Bitcoin hit news headlines this week as the price of one unit of the cryptocurrency passed $11,500 for the first time.
Although it’s often referred to as new, Bitcoin has existed since 2009 and the technology it is built on has roots going back even further. In fact if you had invested just $1,000 in Bitcoin the year it was first publicly available, you would now be richer to the tune of £36.7 million.
Those who don’t learn from history are doomed to repeat its mistakes – so here is a brief history of Bitcoin and cryptocurrency.
1998 – 2009 The pre-Bitcoin years

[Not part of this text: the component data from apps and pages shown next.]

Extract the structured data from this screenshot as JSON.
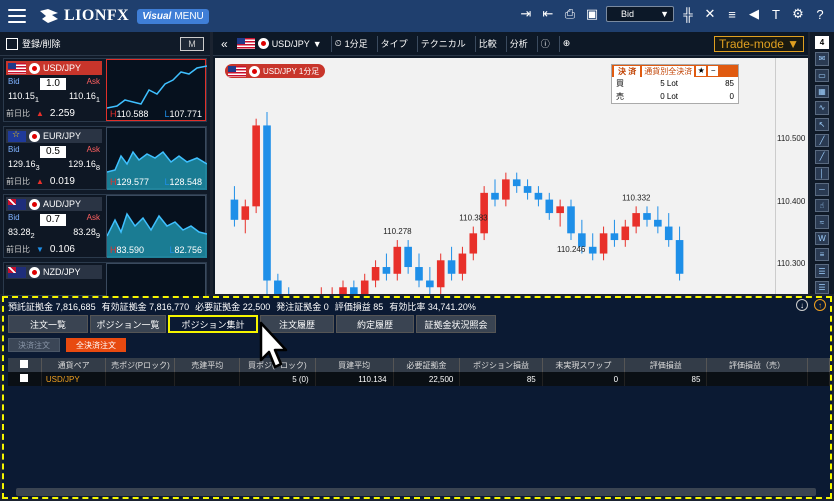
{
  "brand": {
    "name": "LIONFX",
    "menu_v": "Visual",
    "menu_label": "MENU"
  },
  "topbar": {
    "price_type": "Bid",
    "icons": [
      "export-icon",
      "import-icon",
      "print-icon",
      "save-icon",
      "chart-split-icon",
      "cross-icon",
      "news-icon",
      "alert-icon",
      "tools-icon",
      "gear-icon",
      "help-icon"
    ]
  },
  "left": {
    "header": "登録/削除",
    "m_label": "M",
    "pairs": [
      {
        "name": "USD/JPY",
        "spread": "1.0",
        "bid_label": "Bid",
        "ask_label": "Ask",
        "bid_main": "110.15",
        "bid_pip": "1",
        "ask_main": "110.16",
        "ask_pip": "1",
        "prev_label": "前日比",
        "change": "2.259",
        "dir": "up",
        "high": "110.588",
        "low": "107.771",
        "selected": true
      },
      {
        "name": "EUR/JPY",
        "spread": "0.5",
        "bid_label": "Bid",
        "ask_label": "Ask",
        "bid_main": "129.16",
        "bid_pip": "3",
        "ask_main": "129.16",
        "ask_pip": "8",
        "prev_label": "前日比",
        "change": "0.019",
        "dir": "up",
        "high": "129.577",
        "low": "128.548",
        "selected": false
      },
      {
        "name": "AUD/JPY",
        "spread": "0.7",
        "bid_label": "Bid",
        "ask_label": "Ask",
        "bid_main": "83.28",
        "bid_pip": "2",
        "ask_main": "83.28",
        "ask_pip": "9",
        "prev_label": "前日比",
        "change": "0.106",
        "dir": "down",
        "high": "83.590",
        "low": "82.756",
        "selected": false
      },
      {
        "name": "NZD/JPY",
        "spread": "",
        "bid_label": "",
        "ask_label": "",
        "bid_main": "",
        "bid_pip": "",
        "ask_main": "",
        "ask_pip": "",
        "prev_label": "",
        "change": "",
        "dir": "",
        "high": "",
        "low": "",
        "selected": false
      }
    ]
  },
  "chart": {
    "toolbar": {
      "pair": "USD/JPY",
      "timeframe": "1分足",
      "type": "タイプ",
      "technical": "テクニカル",
      "compare": "比較",
      "analysis": "分析",
      "mode": "Trade-mode"
    },
    "badge": "USD/JPY 1分足",
    "settle": {
      "title": "決 済",
      "all_settle": "通貨別全決済",
      "buy_label": "買",
      "buy_qty": "5 Lot",
      "buy_pl": "85",
      "sell_label": "売",
      "sell_qty": "0 Lot",
      "sell_pl": "0"
    },
    "y_ticks": [
      "110.500",
      "110.400",
      "110.300"
    ],
    "annotations": [
      "110.383",
      "110.278",
      "110.332",
      "110.246"
    ]
  },
  "chart_data": {
    "type": "candlestick",
    "title": "USD/JPY 1分足",
    "ylim": [
      110.2,
      110.55
    ],
    "candles": [
      {
        "o": 110.34,
        "h": 110.36,
        "l": 110.3,
        "c": 110.31
      },
      {
        "o": 110.31,
        "h": 110.34,
        "l": 110.29,
        "c": 110.33
      },
      {
        "o": 110.33,
        "h": 110.46,
        "l": 110.32,
        "c": 110.45
      },
      {
        "o": 110.45,
        "h": 110.47,
        "l": 110.2,
        "c": 110.22
      },
      {
        "o": 110.22,
        "h": 110.23,
        "l": 110.19,
        "c": 110.2
      },
      {
        "o": 110.2,
        "h": 110.21,
        "l": 110.18,
        "c": 110.19
      },
      {
        "o": 110.19,
        "h": 110.2,
        "l": 110.17,
        "c": 110.18
      },
      {
        "o": 110.18,
        "h": 110.2,
        "l": 110.17,
        "c": 110.19
      },
      {
        "o": 110.19,
        "h": 110.21,
        "l": 110.18,
        "c": 110.2
      },
      {
        "o": 110.2,
        "h": 110.21,
        "l": 110.19,
        "c": 110.2
      },
      {
        "o": 110.2,
        "h": 110.22,
        "l": 110.19,
        "c": 110.21
      },
      {
        "o": 110.21,
        "h": 110.22,
        "l": 110.18,
        "c": 110.19
      },
      {
        "o": 110.19,
        "h": 110.23,
        "l": 110.18,
        "c": 110.22
      },
      {
        "o": 110.22,
        "h": 110.25,
        "l": 110.21,
        "c": 110.24
      },
      {
        "o": 110.24,
        "h": 110.26,
        "l": 110.22,
        "c": 110.23
      },
      {
        "o": 110.23,
        "h": 110.28,
        "l": 110.22,
        "c": 110.27
      },
      {
        "o": 110.27,
        "h": 110.28,
        "l": 110.23,
        "c": 110.24
      },
      {
        "o": 110.24,
        "h": 110.26,
        "l": 110.21,
        "c": 110.22
      },
      {
        "o": 110.22,
        "h": 110.24,
        "l": 110.2,
        "c": 110.21
      },
      {
        "o": 110.21,
        "h": 110.26,
        "l": 110.2,
        "c": 110.25
      },
      {
        "o": 110.25,
        "h": 110.27,
        "l": 110.22,
        "c": 110.23
      },
      {
        "o": 110.23,
        "h": 110.27,
        "l": 110.22,
        "c": 110.26
      },
      {
        "o": 110.26,
        "h": 110.3,
        "l": 110.25,
        "c": 110.29
      },
      {
        "o": 110.29,
        "h": 110.36,
        "l": 110.28,
        "c": 110.35
      },
      {
        "o": 110.35,
        "h": 110.37,
        "l": 110.33,
        "c": 110.34
      },
      {
        "o": 110.34,
        "h": 110.38,
        "l": 110.33,
        "c": 110.37
      },
      {
        "o": 110.37,
        "h": 110.38,
        "l": 110.35,
        "c": 110.36
      },
      {
        "o": 110.36,
        "h": 110.37,
        "l": 110.34,
        "c": 110.35
      },
      {
        "o": 110.35,
        "h": 110.36,
        "l": 110.33,
        "c": 110.34
      },
      {
        "o": 110.34,
        "h": 110.35,
        "l": 110.31,
        "c": 110.32
      },
      {
        "o": 110.32,
        "h": 110.34,
        "l": 110.3,
        "c": 110.33
      },
      {
        "o": 110.33,
        "h": 110.34,
        "l": 110.28,
        "c": 110.29
      },
      {
        "o": 110.29,
        "h": 110.31,
        "l": 110.26,
        "c": 110.27
      },
      {
        "o": 110.27,
        "h": 110.29,
        "l": 110.25,
        "c": 110.26
      },
      {
        "o": 110.26,
        "h": 110.3,
        "l": 110.25,
        "c": 110.29
      },
      {
        "o": 110.29,
        "h": 110.31,
        "l": 110.27,
        "c": 110.28
      },
      {
        "o": 110.28,
        "h": 110.31,
        "l": 110.27,
        "c": 110.3
      },
      {
        "o": 110.3,
        "h": 110.33,
        "l": 110.29,
        "c": 110.32
      },
      {
        "o": 110.32,
        "h": 110.33,
        "l": 110.3,
        "c": 110.31
      },
      {
        "o": 110.31,
        "h": 110.33,
        "l": 110.29,
        "c": 110.3
      },
      {
        "o": 110.3,
        "h": 110.32,
        "l": 110.27,
        "c": 110.28
      },
      {
        "o": 110.28,
        "h": 110.3,
        "l": 110.22,
        "c": 110.23
      }
    ]
  },
  "summary": {
    "items": [
      {
        "label": "預託証拠金",
        "value": "7,816,685"
      },
      {
        "label": "有効証拠金",
        "value": "7,816,770"
      },
      {
        "label": "必要証拠金",
        "value": "22,500"
      },
      {
        "label": "発注証拠金",
        "value": "0"
      },
      {
        "label": "評価損益",
        "value": "85"
      },
      {
        "label": "有効比率",
        "value": "34,741.20%"
      }
    ]
  },
  "tabs": [
    "注文一覧",
    "ポジション一覧",
    "ポジション集計",
    "注文履歴",
    "約定履歴",
    "証拠金状況照会"
  ],
  "active_tab": 2,
  "buttons": {
    "settle_order": "決済注文",
    "all_settle_order": "全決済注文"
  },
  "table": {
    "headers": [
      "通貨ペア",
      "売ポジ(Pロック)",
      "売建平均",
      "買ポジ(Pロック)",
      "買建平均",
      "必要証拠金",
      "ポジション損益",
      "未実現スワップ",
      "評価損益",
      "評価損益（売）"
    ],
    "rows": [
      [
        "USD/JPY",
        "",
        "",
        "5 (0)",
        "110.134",
        "22,500",
        "85",
        "0",
        "85",
        ""
      ]
    ]
  },
  "colors": {
    "up": "#e8302a",
    "down": "#1e8fe8",
    "accent": "#f5f500",
    "brand": "#1f3f6e"
  }
}
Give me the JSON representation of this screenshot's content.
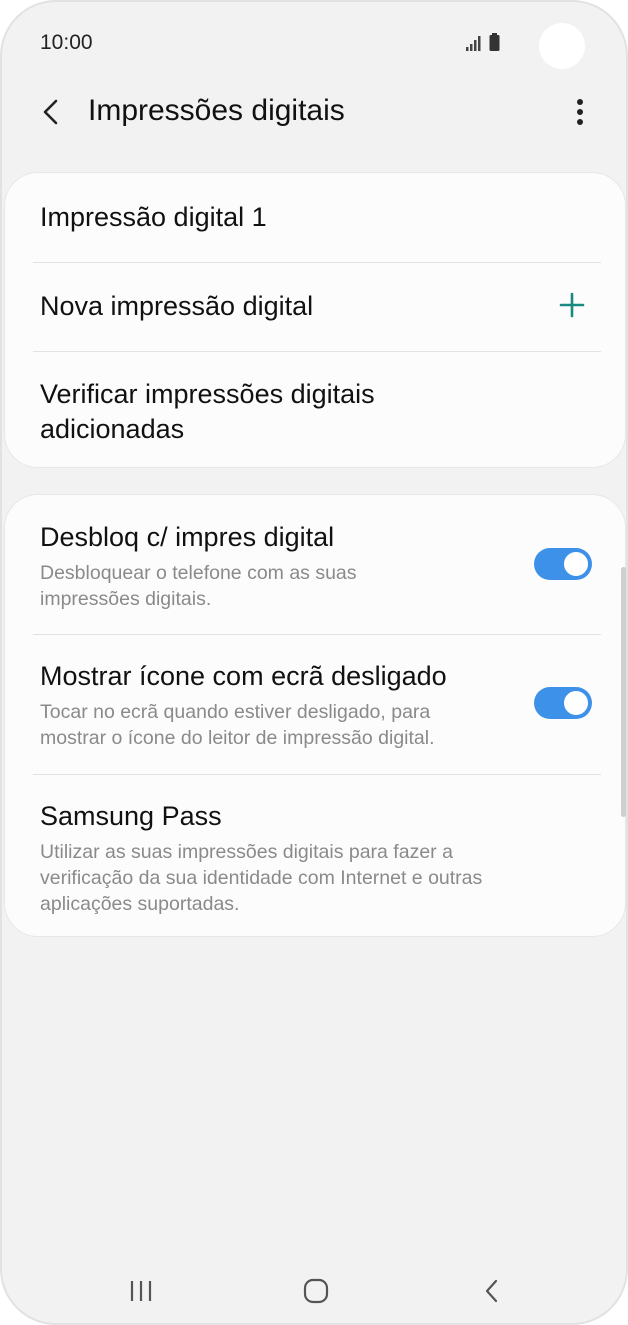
{
  "status_bar": {
    "time": "10:00",
    "icons": [
      "signal-icon",
      "battery-icon"
    ]
  },
  "app_bar": {
    "title": "Impressões digitais",
    "back_icon": "back-arrow-icon",
    "more_icon": "more-vert-icon"
  },
  "fingerprints_card": {
    "items": [
      {
        "title": "Impressão digital 1"
      },
      {
        "title": "Nova impressão digital",
        "icon": "plus-icon"
      },
      {
        "title_line1": "Verificar impressões digitais",
        "title_line2": "adicionadas"
      }
    ]
  },
  "settings_card": {
    "items": [
      {
        "title": "Desbloq c/ impres digital",
        "subtitle_line1": "Desbloquear o telefone com as suas",
        "subtitle_line2": "impressões digitais.",
        "toggle_on": true
      },
      {
        "title": "Mostrar ícone com ecrã desligado",
        "subtitle_line1": "Tocar no ecrã quando estiver desligado, para",
        "subtitle_line2": "mostrar o ícone do leitor de impressão digital.",
        "toggle_on": true
      },
      {
        "title": "Samsung Pass",
        "subtitle_line1": "Utilizar as suas impressões digitais para fazer a",
        "subtitle_line2": "verificação da sua identidade com Internet e outras",
        "subtitle_line3": "aplicações suportadas."
      }
    ]
  },
  "nav_bar": {
    "icons": [
      "recent-apps-icon",
      "home-icon",
      "back-icon"
    ]
  },
  "colors": {
    "accent": "#3e91e8",
    "plus": "#1a8a80",
    "background": "#f2f2f2",
    "card": "#fcfcfc"
  }
}
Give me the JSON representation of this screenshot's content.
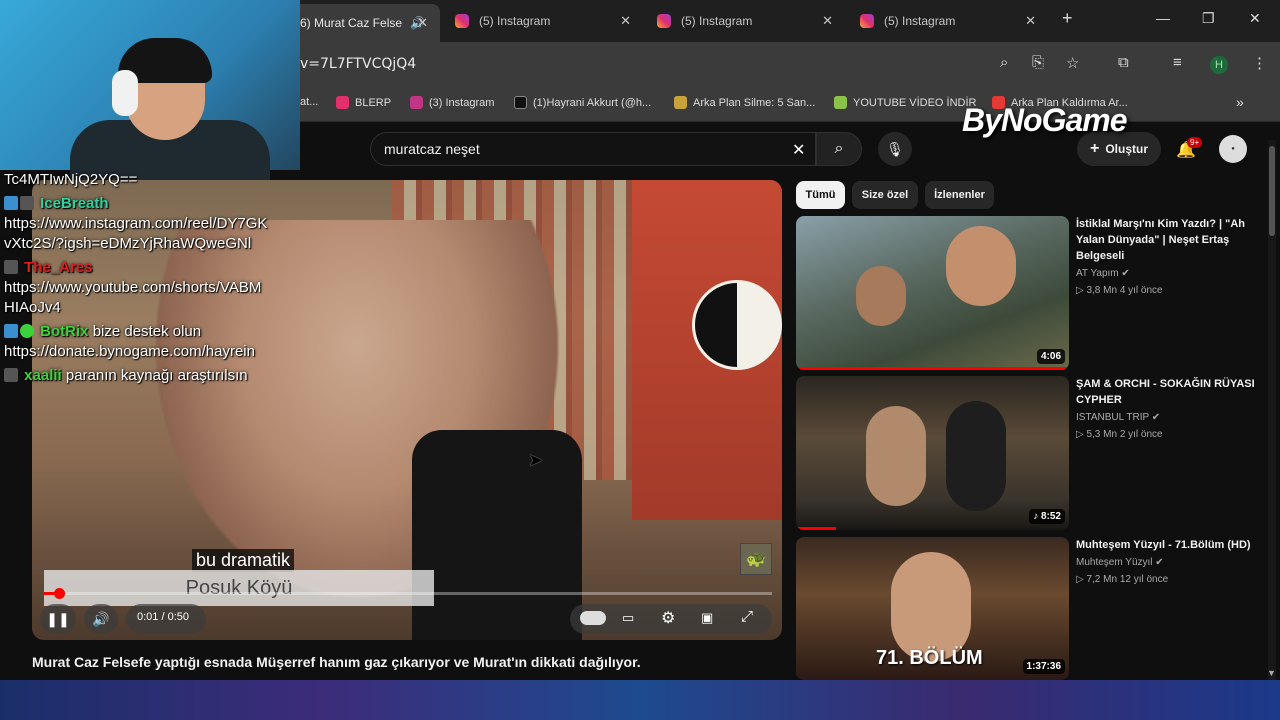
{
  "browser": {
    "tabs": [
      {
        "title": "6) Murat Caz Felse",
        "muted_icon": "🔊",
        "active": true
      },
      {
        "title": "(5) Instagram"
      },
      {
        "title": "(5) Instagram"
      },
      {
        "title": "(5) Instagram"
      }
    ],
    "new_tab": "+",
    "window_controls": {
      "minimize": "—",
      "maximize": "❐",
      "close": "✕"
    },
    "url": "v=7L7FTVCQjQ4",
    "bookmarks": [
      {
        "label": "at...",
        "color": "#e8a23a"
      },
      {
        "label": "BLERP",
        "color": "#e1306c"
      },
      {
        "label": "(3) Instagram",
        "color": "#c13584"
      },
      {
        "label": "(1)Hayrani Akkurt (@h...",
        "color": "#222222"
      },
      {
        "label": "Arka Plan Silme: 5 San...",
        "color": "#c9a23a"
      },
      {
        "label": "YOUTUBE VİDEO İNDİR",
        "color": "#8bc34a"
      },
      {
        "label": "Arka Plan Kaldırma Ar...",
        "color": "#e53935"
      }
    ],
    "profile_letter": "H"
  },
  "youtube": {
    "search_value": "muratcaz neşet",
    "create_label": "Oluştur",
    "notif_count": "9+",
    "chips": [
      "Tümü",
      "Size özel",
      "İzlenenler"
    ],
    "video": {
      "title": "Murat Caz Felsefe yaptığı esnada Müşerref hanım gaz çıkarıyor ve Murat'ın dikkati dağılıyor.",
      "caption1": "bu dramatik",
      "caption2": "Posuk Köyü",
      "time": "0:01 / 0:50",
      "progress": 0.02
    },
    "suggestions": [
      {
        "title": "İstiklal Marşı'nı Kim Yazdı? | \"Ah Yalan Dünyada\" | Neşet Ertaş Belgeseli",
        "channel": "AT Yapım",
        "meta": "▷ 3,8 Mn   4 yıl önce",
        "duration": "4:06"
      },
      {
        "title": "ŞAM & ORCHI - SOKAĞIN RÜYASI CYPHER",
        "channel": "ISTANBUL TRIP",
        "meta": "▷ 5,3 Mn   2 yıl önce",
        "duration": "♪ 8:52"
      },
      {
        "title": "Muhteşem Yüzyıl - 71.Bölüm (HD)",
        "channel": "Muhteşem Yüzyıl",
        "meta": "▷ 7,2 Mn   12 yıl önce",
        "duration": "1:37:36"
      }
    ]
  },
  "overlay": {
    "logo": "ByNoGame",
    "chat": [
      {
        "user": "",
        "text": "Tc4MTIwNjQ2YQ=="
      },
      {
        "user": "IceBreath",
        "user_color": "#2fd1a0",
        "text": ""
      },
      {
        "user": "",
        "text": "https://www.instagram.com/reel/DY7GK"
      },
      {
        "user": "",
        "text": "vXtc2S/?igsh=eDMzYjRhaWQweGNl"
      },
      {
        "user": "The_Ares",
        "user_color": "#e02020",
        "text": ""
      },
      {
        "user": "",
        "text": "https://www.youtube.com/shorts/VABM"
      },
      {
        "user": "",
        "text": "HIAoJv4"
      },
      {
        "user": "BotRix",
        "user_color": "#3cd23c",
        "text": "bize destek olun"
      },
      {
        "user": "",
        "text": "https://donate.bynogame.com/hayrein"
      },
      {
        "user": "xaalii",
        "user_color": "#3cd23c",
        "text": "paranın kaynağı araştırılsın"
      }
    ]
  }
}
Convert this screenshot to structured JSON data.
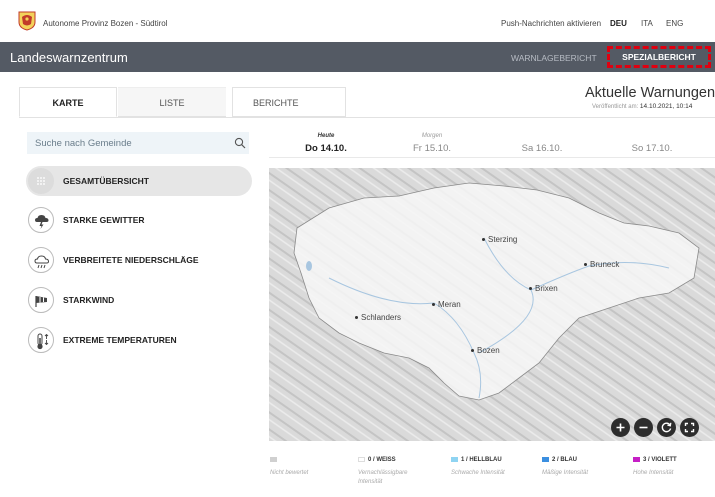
{
  "header": {
    "province_name": "Autonome Provinz Bozen - Südtirol",
    "push_label": "Push-Nachrichten aktivieren",
    "languages": [
      "DEU",
      "ITA",
      "ENG"
    ],
    "active_language": "DEU"
  },
  "titlebar": {
    "app_title": "Landeswarnzentrum",
    "nav_warn": "WARNLAGEBERICHT",
    "nav_special": "SPEZIALBERICHT"
  },
  "tabs": [
    "KARTE",
    "LISTE",
    "BERICHTE"
  ],
  "warnings": {
    "title": "Aktuelle Warnungen",
    "published_label": "Veröffentlicht am:",
    "published_value": "14.10.2021, 10:14"
  },
  "search": {
    "placeholder": "Suche nach Gemeinde"
  },
  "categories": [
    {
      "label": "GESAMTÜBERSICHT",
      "icon": "grid-icon",
      "selected": true
    },
    {
      "label": "STARKE GEWITTER",
      "icon": "thunderstorm-icon",
      "selected": false
    },
    {
      "label": "VERBREITETE NIEDERSCHLÄGE",
      "icon": "rain-cloud-icon",
      "selected": false
    },
    {
      "label": "STARKWIND",
      "icon": "windsock-icon",
      "selected": false
    },
    {
      "label": "EXTREME TEMPERATUREN",
      "icon": "thermometer-icon",
      "selected": false
    }
  ],
  "days": [
    {
      "small": "Heute",
      "big": "Do 14.10.",
      "active": true
    },
    {
      "small": "Morgen",
      "big": "Fr 15.10.",
      "active": false
    },
    {
      "small": "",
      "big": "Sa 16.10.",
      "active": false
    },
    {
      "small": "",
      "big": "So 17.10.",
      "active": false
    }
  ],
  "map": {
    "cities": [
      "Sterzing",
      "Bruneck",
      "Brixen",
      "Meran",
      "Schlanders",
      "Bozen"
    ],
    "controls": [
      "zoom-in-icon",
      "zoom-out-icon",
      "reset-icon",
      "fullscreen-icon"
    ]
  },
  "legend": [
    {
      "title": "",
      "desc": "Nicht bewertet",
      "color": "#d0d0d0"
    },
    {
      "title": "0 / WEISS",
      "desc": "Vernachlässigbare Intensität",
      "color": "#ffffff"
    },
    {
      "title": "1 / HELLBLAU",
      "desc": "Schwache Intensität",
      "color": "#8fd4f2"
    },
    {
      "title": "2 / BLAU",
      "desc": "Mäßige Intensität",
      "color": "#3b8fe0"
    },
    {
      "title": "3 / VIOLETT",
      "desc": "Hohe Intensität",
      "color": "#c61fc6"
    }
  ],
  "colors": {
    "titlebar": "#545a64",
    "highlight": "#e00010"
  }
}
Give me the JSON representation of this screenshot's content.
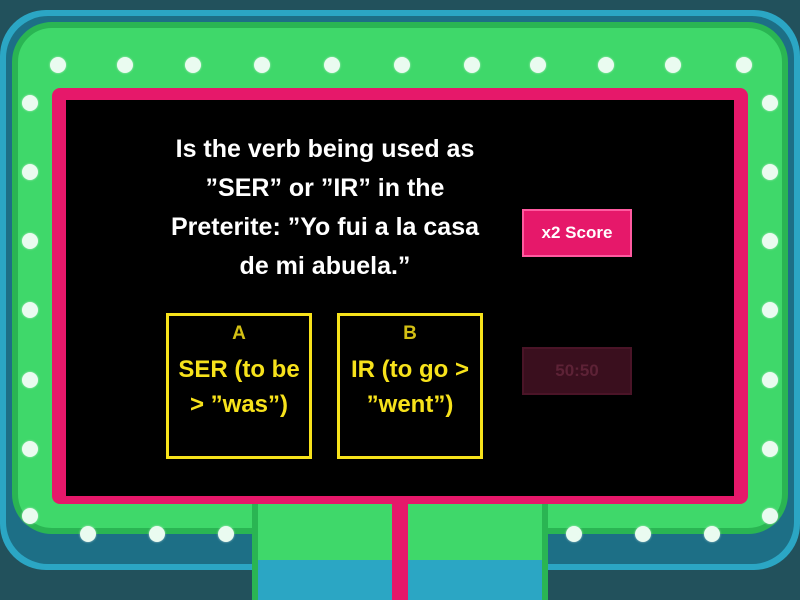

Although Bitcoin was the first established cryptocurrency, there had been previous attempts at creating online currencies with ledgers secured by encryption. Two examples of these were B-Money and Bit Gold, which were formulated but never fully developed.
2008 – The Mysterious Mr Nakamoto
A paper called Bitcoin – A Peer to Peer Electronic Cash System was posted to a mailing list discussion on cryptography. It was posted by someone calling themselves Satoshi Nakamoto, whose real identity remains a mystery to this day.
2009 – Bitcoin begins
The Bitcoin software is made available to the public for the first time and mining – the process through which new Bitcoins are created and transactions are recorded and verified on the blockchain – begins.
2010 – Bitcoin is valued for the first time
As it had never been traded, only mined, it was impossible to assign a monetary value to the units of the emerging cryptocurrency. In 2010, someone decided to sell theirs for the first time – swapping 10,000 of them for two pizzas. If the buyer had hung onto those Bitcoins, at today’s prices they would be worth more than $100 million.
2011 – Rival cryptocurrencies emerge
As Bitcoin increases in popularity and the idea of decentralised and encrypted currencies catch on, the first alternative cryptocurrencies appear. These are sometimes known as altcoin and generally try to improve on the original Bitcoin design by offering greater speed, anonymity or some other advantage. Among the first to emerge were Namecoin and Litecoin. Currently there are over 1,000 cryptocurrencies in circulation with new ones frequently appearing.
2013 – Bitcoin price crashes
Shortly after the price of one Bitcoin reaches $1,000 for the first time, the price quickly begins to decline. Many who invested money at this point will have suffered losses as the price plummeted to around $300 – it would be more than two years before it reached $1,000 again.
2014 – Scams and theft
Perhaps unsurprisingly for a currency designed with anonymity and lack of control in mind, Bitcoin has proven to be an attractive and lucrative target for criminals. In January 2014, the world’s largest Bitcoin exchange Mt.Gox went offline, and the owners of 850,000Bitcoins never saw them again. Investigations are still trying to get to the bottom of exactly what happened but whatever the story, someone dishonestly got their hands on a haul which at the time was valued at $450 million dollars. At today’s prices, those missing coins would be worth $4.4 billion.
2016 – Ethereum and ICOs
One cryptocurrency came close to stealing Bitcoin’s thunder this year, as enthusiasm grew around the Ethereum platform. This platform uses cryptocurrency known as Ether to facilitate blockchain-based smart contracts and apps. Ethereum’s arrival was marked by the emergence of Initial Coin Offerings (ICOs). These are fundraising platforms which offer investors the chance to trade what are often essentially stocks or shares in startup ventures, in the same manner that they can invest and trade cryptocurrencies. In the US the SEC warned investors that due to the lack of oversight ICOs could easily be scams or ponzi schemes disguised as legitimate investments. The Chinese government went one further, by banning them outright.
2017 –Bitcoin reaches $10,000 and continues to grow
A gradual increase in the places where Bitcoin could be spent contributed to its continued growth in popularity, during a period where it’s value remained below previous peaks. Gradually as more and more uses emerged, it became clear that more money was flowing into the Bitcoin and cryptocoin ecosystem. During this period the market cap of all cryptocoins rose from $11bn to its current height of over $300bn. Banks including Barclays, Citi Bank, Deutsche Bankand BNP Paribas have said they are investigating ways they might be able to work with Bitcoin. Meanwhile the technology behind Bitcoin – blockchain – has sparked a revolution in the fintech industry (and beyond) which is only just getting started.
Whatever your opinion on Bitcoin and cryptocurrency – and educated commenters have described them as everything from the future of money to an outright scam – it seems they are here to stay. Will it succeed in doing what many early adopters and evangelists claim it is destined to – replace government-controlled, centralised money with a distributed and decentralised alternative, controlled by nothing besides market forces? Well, 2018 may yield some clues but we are unlikely to know the answer for some time yet.